Beautiful purple Johnny-jump-ups, also called purple pansies and even blue violas, against the soft blurred green background of their foliage. They may not be large flowers, but they are certainly pretty and I love the combination of purples with the splash of yellow on the petals. The indistinct greens in the background, with just a touch of blue to harmonize with the pale part of the petals, give just the right contrast to the complementary pair of purple and yellow.
Painted with Mijello Mission Gold watercolor paints on Stonehenge Aqua paper. I enjoyed working the different shades of purple, ranging from violet lake to a mixture of quin magenta and ultramarine blue, which is also present in the greens which include green-gold and what Mijello calls bamboo green, which is the yellow shade version of phthalo green.

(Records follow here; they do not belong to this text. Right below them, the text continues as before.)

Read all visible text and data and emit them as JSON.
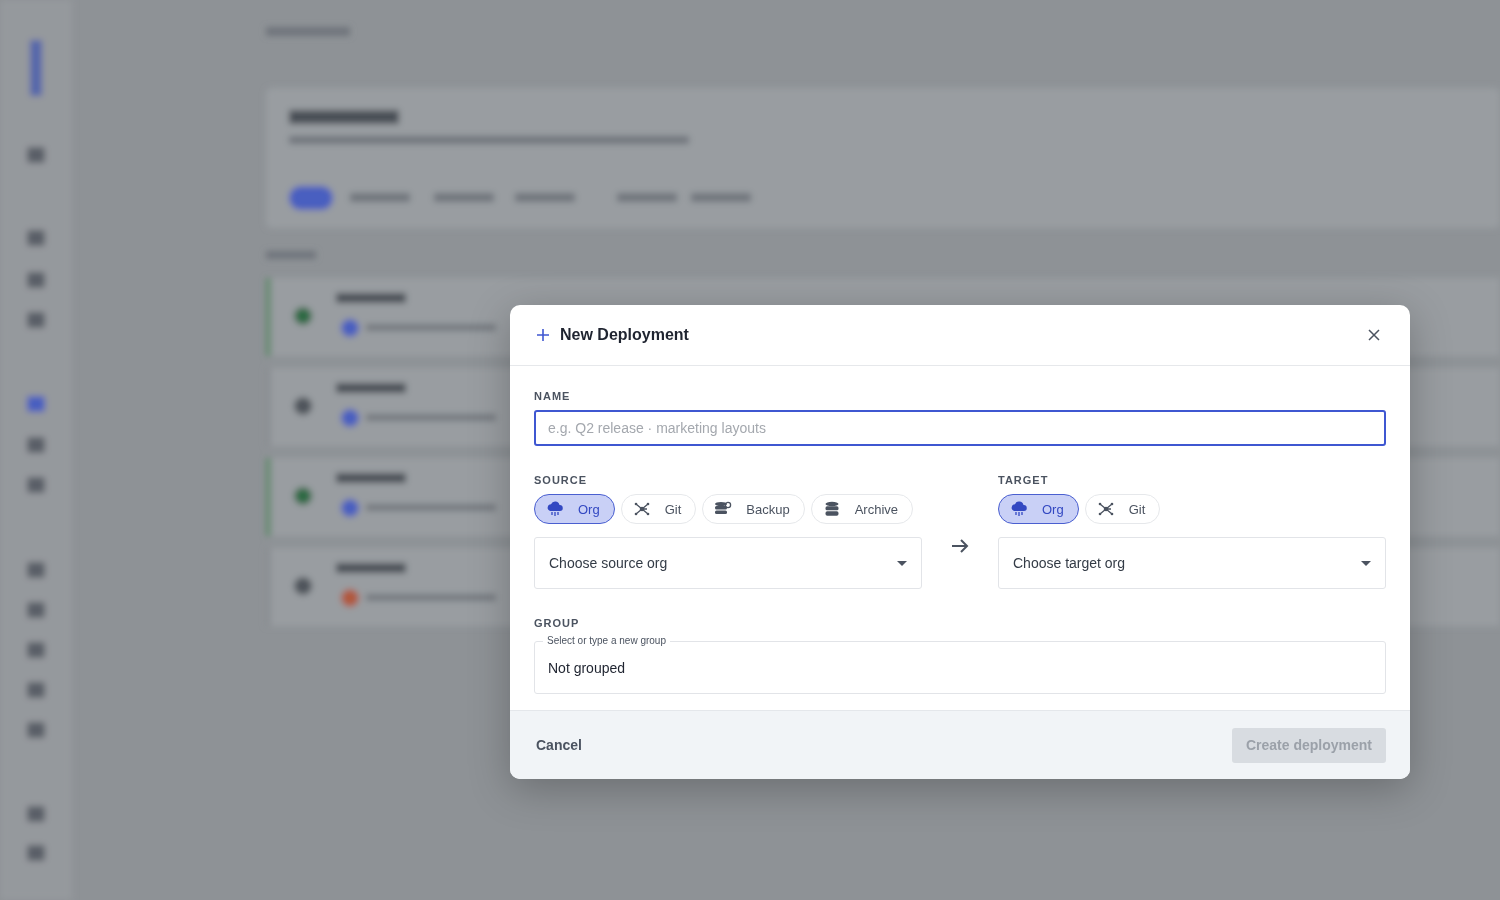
{
  "dialog": {
    "title": "New Deployment"
  },
  "name_field": {
    "label": "NAME",
    "placeholder": "e.g. Q2 release · marketing layouts",
    "focused": true
  },
  "source": {
    "label": "SOURCE",
    "options": [
      {
        "label": "Org",
        "kind": "org",
        "selected": true
      },
      {
        "label": "Git",
        "kind": "git",
        "selected": false
      },
      {
        "label": "Backup",
        "kind": "backup",
        "selected": false
      },
      {
        "label": "Archive",
        "kind": "archive",
        "selected": false
      }
    ],
    "select": {
      "placeholder": "Choose source org"
    }
  },
  "target": {
    "label": "TARGET",
    "options": [
      {
        "label": "Org",
        "kind": "org",
        "selected": true
      },
      {
        "label": "Git",
        "kind": "git",
        "selected": false
      }
    ],
    "select": {
      "placeholder": "Choose target org"
    }
  },
  "group": {
    "label": "GROUP",
    "floating_label": "Select or type a new group",
    "value": "Not grouped"
  },
  "footer": {
    "cancel": "Cancel",
    "create": {
      "label": "Create deployment",
      "disabled": true
    }
  }
}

Prior to painting, I worked up this composition in a graphite drawing in my sketchbook to test the layout and value contrast. Ironically, drawing actually takes longer than painting, though the sketchbook and pencils are less expensive than paints and brushes, not to mention good quality watercolor paper (which makes a HUGE difference in how the paint behaves). If I am honest about it (and I tend to be) I will confess that I enjoy drawing, even when it takes hours. I find the soft scratching noise of a pencil on paper to be soothing and almost meditative, and feel as though it helps me to focus on the important parts of a composition.